__What you should do__: In the records that come next, find every line with "true". Return those lines.

__Extracted records__:
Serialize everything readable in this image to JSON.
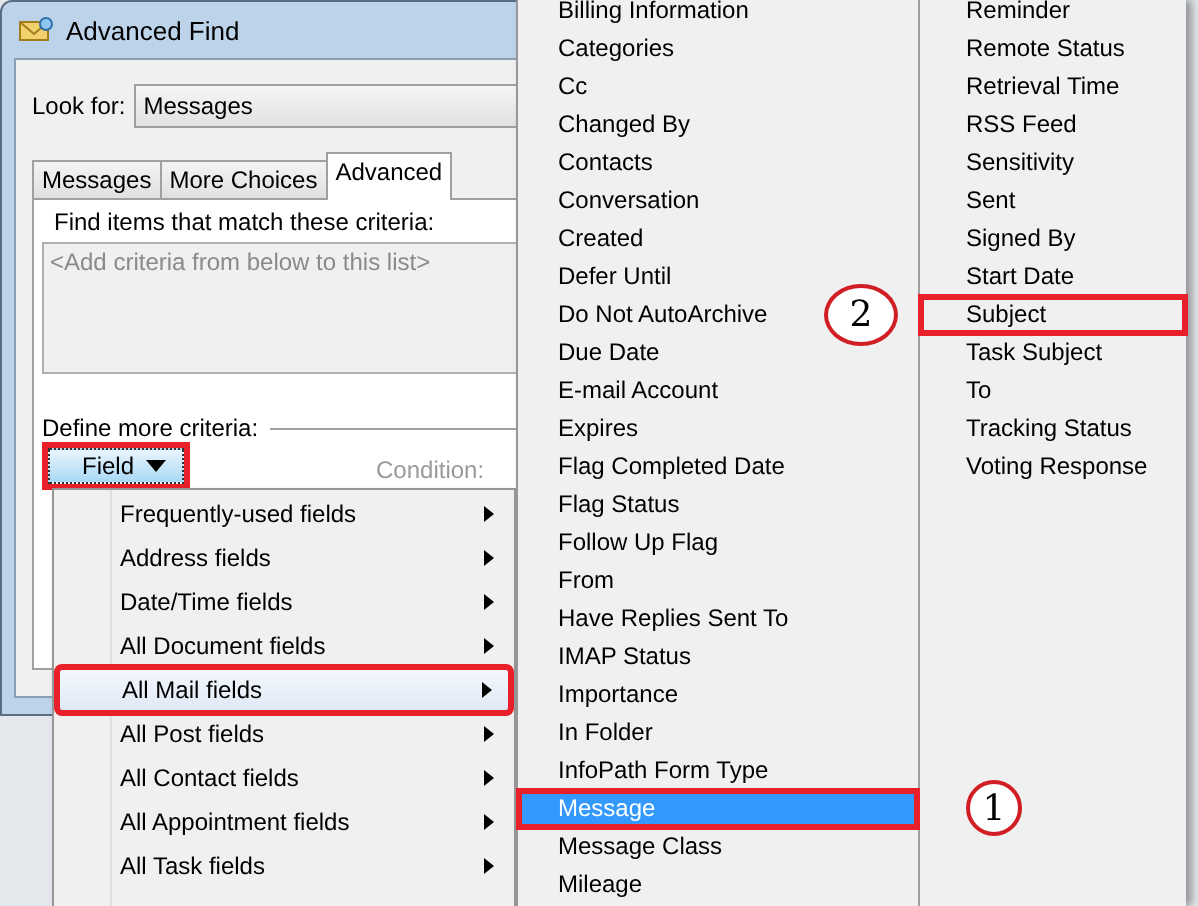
{
  "window": {
    "title": "Advanced Find"
  },
  "look_for": {
    "label": "Look for:",
    "value": "Messages"
  },
  "tabs": [
    {
      "label": "Messages",
      "selected": false
    },
    {
      "label": "More Choices",
      "selected": false
    },
    {
      "label": "Advanced",
      "selected": true
    }
  ],
  "criteria": {
    "label": "Find items that match these criteria:",
    "empty_text": "<Add criteria from below to this list>"
  },
  "define_more": {
    "label": "Define more criteria:"
  },
  "field_button": {
    "label": "Field",
    "annotated": true
  },
  "condition": {
    "label": "Condition:",
    "disabled": true
  },
  "field_menu": {
    "items": [
      {
        "label": "Frequently-used fields",
        "selected": false,
        "annotated": false
      },
      {
        "label": "Address fields",
        "selected": false,
        "annotated": false
      },
      {
        "label": "Date/Time fields",
        "selected": false,
        "annotated": false
      },
      {
        "label": "All Document fields",
        "selected": false,
        "annotated": false
      },
      {
        "label": "All Mail fields",
        "selected": true,
        "annotated": true
      },
      {
        "label": "All Post fields",
        "selected": false,
        "annotated": false
      },
      {
        "label": "All Contact fields",
        "selected": false,
        "annotated": false
      },
      {
        "label": "All Appointment fields",
        "selected": false,
        "annotated": false
      },
      {
        "label": "All Task fields",
        "selected": false,
        "annotated": false
      }
    ]
  },
  "mail_fields_menu": {
    "columns": [
      [
        {
          "label": "Billing Information",
          "selected": false,
          "annotated": false
        },
        {
          "label": "Categories",
          "selected": false,
          "annotated": false
        },
        {
          "label": "Cc",
          "selected": false,
          "annotated": false
        },
        {
          "label": "Changed By",
          "selected": false,
          "annotated": false
        },
        {
          "label": "Contacts",
          "selected": false,
          "annotated": false
        },
        {
          "label": "Conversation",
          "selected": false,
          "annotated": false
        },
        {
          "label": "Created",
          "selected": false,
          "annotated": false
        },
        {
          "label": "Defer Until",
          "selected": false,
          "annotated": false
        },
        {
          "label": "Do Not AutoArchive",
          "selected": false,
          "annotated": false
        },
        {
          "label": "Due Date",
          "selected": false,
          "annotated": false
        },
        {
          "label": "E-mail Account",
          "selected": false,
          "annotated": false
        },
        {
          "label": "Expires",
          "selected": false,
          "annotated": false
        },
        {
          "label": "Flag Completed Date",
          "selected": false,
          "annotated": false
        },
        {
          "label": "Flag Status",
          "selected": false,
          "annotated": false
        },
        {
          "label": "Follow Up Flag",
          "selected": false,
          "annotated": false
        },
        {
          "label": "From",
          "selected": false,
          "annotated": false
        },
        {
          "label": "Have Replies Sent To",
          "selected": false,
          "annotated": false
        },
        {
          "label": "IMAP Status",
          "selected": false,
          "annotated": false
        },
        {
          "label": "Importance",
          "selected": false,
          "annotated": false
        },
        {
          "label": "In Folder",
          "selected": false,
          "annotated": false
        },
        {
          "label": "InfoPath Form Type",
          "selected": false,
          "annotated": false
        },
        {
          "label": "Message",
          "selected": true,
          "annotated": true,
          "callout": "1"
        },
        {
          "label": "Message Class",
          "selected": false,
          "annotated": false
        },
        {
          "label": "Mileage",
          "selected": false,
          "annotated": false
        }
      ],
      [
        {
          "label": "Reminder",
          "selected": false,
          "annotated": false
        },
        {
          "label": "Remote Status",
          "selected": false,
          "annotated": false
        },
        {
          "label": "Retrieval Time",
          "selected": false,
          "annotated": false
        },
        {
          "label": "RSS Feed",
          "selected": false,
          "annotated": false
        },
        {
          "label": "Sensitivity",
          "selected": false,
          "annotated": false
        },
        {
          "label": "Sent",
          "selected": false,
          "annotated": false
        },
        {
          "label": "Signed By",
          "selected": false,
          "annotated": false
        },
        {
          "label": "Start Date",
          "selected": false,
          "annotated": false
        },
        {
          "label": "Subject",
          "selected": false,
          "annotated": true,
          "callout": "2"
        },
        {
          "label": "Task Subject",
          "selected": false,
          "annotated": false
        },
        {
          "label": "To",
          "selected": false,
          "annotated": false
        },
        {
          "label": "Tracking Status",
          "selected": false,
          "annotated": false
        },
        {
          "label": "Voting Response",
          "selected": false,
          "annotated": false
        }
      ]
    ]
  }
}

__Exercise solution__:
      "selected": true
    "annotated": true
    "disabled": true
        "selected": true,
        "annotated": true
          "selected": true,
          "annotated": true,
          "annotated": true,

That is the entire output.